The latest issue of IEEE Spectrum, a journal for speculative engineering geeks, is devoted to "the singularity," that moment when our society changes so dramatically that it becomes incomprehensible to people who lived in the past. The issue is packed with free online essays by singularity thinkers like science fiction author Vernor "Rainbows End" Vinge, Rodney Brooks of MIT's AI Lab, and Ray "Singularity is Near" Kurzweil. The whole issue is well worth a serious read. But my favorite part by far is an essay by Vinge, an SF author and computer scientist whose singularity scenarios in his novels are both compelling and realistic. He breaks down singularity scenarios into the five most-likely possibilities, any of which he thinks could happen by 2030.
Vinge writes that these scenarios include:
The AI Scenario: We create superhuman artificial intelligence (AI) in computers.
The IA Scenario: We enhance human intelligence through human-to-computer interfaces-that is, we achieve intelligence amplification (IA).
The Biomedical Scenario: We directly increase our intelligence by improving the neurological operation of our brains.
The Internet Scenario: Humanity, its networks, computers, and databases become sufficiently effective to be considered a superhuman being.
The Digital Gaia Scenario: The network of embedded microprocessors becomes sufficiently effective to be considered a superhuman being.
Later, he writes about how the singularity will probably be a "hard takeoff," or a very rapid transformation, rather than a gentle, gradual shift:
What I'm thinking of would probably be the result of intentional research, perhaps a group exploring the parameter space of their general theory. One of their experiments finally gets things right. The result transforms the world-in just a matter of hours.
I base the possibility of hard takeoff partly on the known potential of rapid malcode (remember the Slammer worm?) but also on an analogy: the most recent event of the magnitude of the technological singularity was the rise of humans within the animal kingdom. Early humans could effect change orders of magnitude faster than other animals could. If we succeed in building systems that are similarly advanced beyond us, we might experience a similar incredible runaway.

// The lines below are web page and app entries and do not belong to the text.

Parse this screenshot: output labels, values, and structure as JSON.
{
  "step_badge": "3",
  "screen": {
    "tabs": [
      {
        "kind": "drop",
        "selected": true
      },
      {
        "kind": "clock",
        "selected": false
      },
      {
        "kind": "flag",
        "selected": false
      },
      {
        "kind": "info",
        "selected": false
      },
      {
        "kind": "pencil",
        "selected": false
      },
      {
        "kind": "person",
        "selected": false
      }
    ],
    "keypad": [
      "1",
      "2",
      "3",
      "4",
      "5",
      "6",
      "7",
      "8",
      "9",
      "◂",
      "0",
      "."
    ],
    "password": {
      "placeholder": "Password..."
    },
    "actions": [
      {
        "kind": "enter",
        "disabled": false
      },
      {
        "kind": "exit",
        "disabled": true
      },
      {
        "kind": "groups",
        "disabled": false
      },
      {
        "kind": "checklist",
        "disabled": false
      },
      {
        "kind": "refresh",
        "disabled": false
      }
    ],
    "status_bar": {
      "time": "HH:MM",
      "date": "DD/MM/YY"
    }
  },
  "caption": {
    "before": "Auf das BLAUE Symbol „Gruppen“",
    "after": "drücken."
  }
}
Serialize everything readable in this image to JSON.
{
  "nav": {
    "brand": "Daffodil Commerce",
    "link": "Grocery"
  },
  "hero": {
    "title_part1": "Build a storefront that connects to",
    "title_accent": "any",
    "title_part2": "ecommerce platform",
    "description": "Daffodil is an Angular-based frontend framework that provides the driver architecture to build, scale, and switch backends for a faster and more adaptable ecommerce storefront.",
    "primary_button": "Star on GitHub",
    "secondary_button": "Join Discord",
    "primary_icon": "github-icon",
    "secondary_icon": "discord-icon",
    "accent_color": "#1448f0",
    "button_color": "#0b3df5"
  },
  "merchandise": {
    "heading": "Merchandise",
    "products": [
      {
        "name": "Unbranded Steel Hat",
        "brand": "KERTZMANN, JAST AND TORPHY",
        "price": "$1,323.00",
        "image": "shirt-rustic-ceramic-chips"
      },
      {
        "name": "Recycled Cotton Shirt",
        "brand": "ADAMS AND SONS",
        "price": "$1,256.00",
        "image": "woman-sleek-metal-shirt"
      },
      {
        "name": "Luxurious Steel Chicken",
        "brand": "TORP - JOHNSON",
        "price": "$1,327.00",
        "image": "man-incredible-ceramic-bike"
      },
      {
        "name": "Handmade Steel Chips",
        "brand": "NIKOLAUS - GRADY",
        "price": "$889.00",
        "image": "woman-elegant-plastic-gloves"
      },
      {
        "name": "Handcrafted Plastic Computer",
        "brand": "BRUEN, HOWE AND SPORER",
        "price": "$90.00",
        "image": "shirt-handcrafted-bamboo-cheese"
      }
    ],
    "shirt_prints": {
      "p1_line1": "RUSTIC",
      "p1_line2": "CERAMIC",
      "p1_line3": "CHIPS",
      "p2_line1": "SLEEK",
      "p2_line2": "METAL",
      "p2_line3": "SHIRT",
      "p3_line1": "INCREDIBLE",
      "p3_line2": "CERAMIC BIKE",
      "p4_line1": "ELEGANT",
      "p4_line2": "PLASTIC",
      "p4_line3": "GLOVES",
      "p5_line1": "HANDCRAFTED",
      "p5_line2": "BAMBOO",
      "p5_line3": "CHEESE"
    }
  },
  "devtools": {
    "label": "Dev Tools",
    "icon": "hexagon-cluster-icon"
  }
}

His essay also sums up many of the other essays in this special issue of IEEE Spectrum, so it's a great place to dive in. Image via IEEE Spectrum.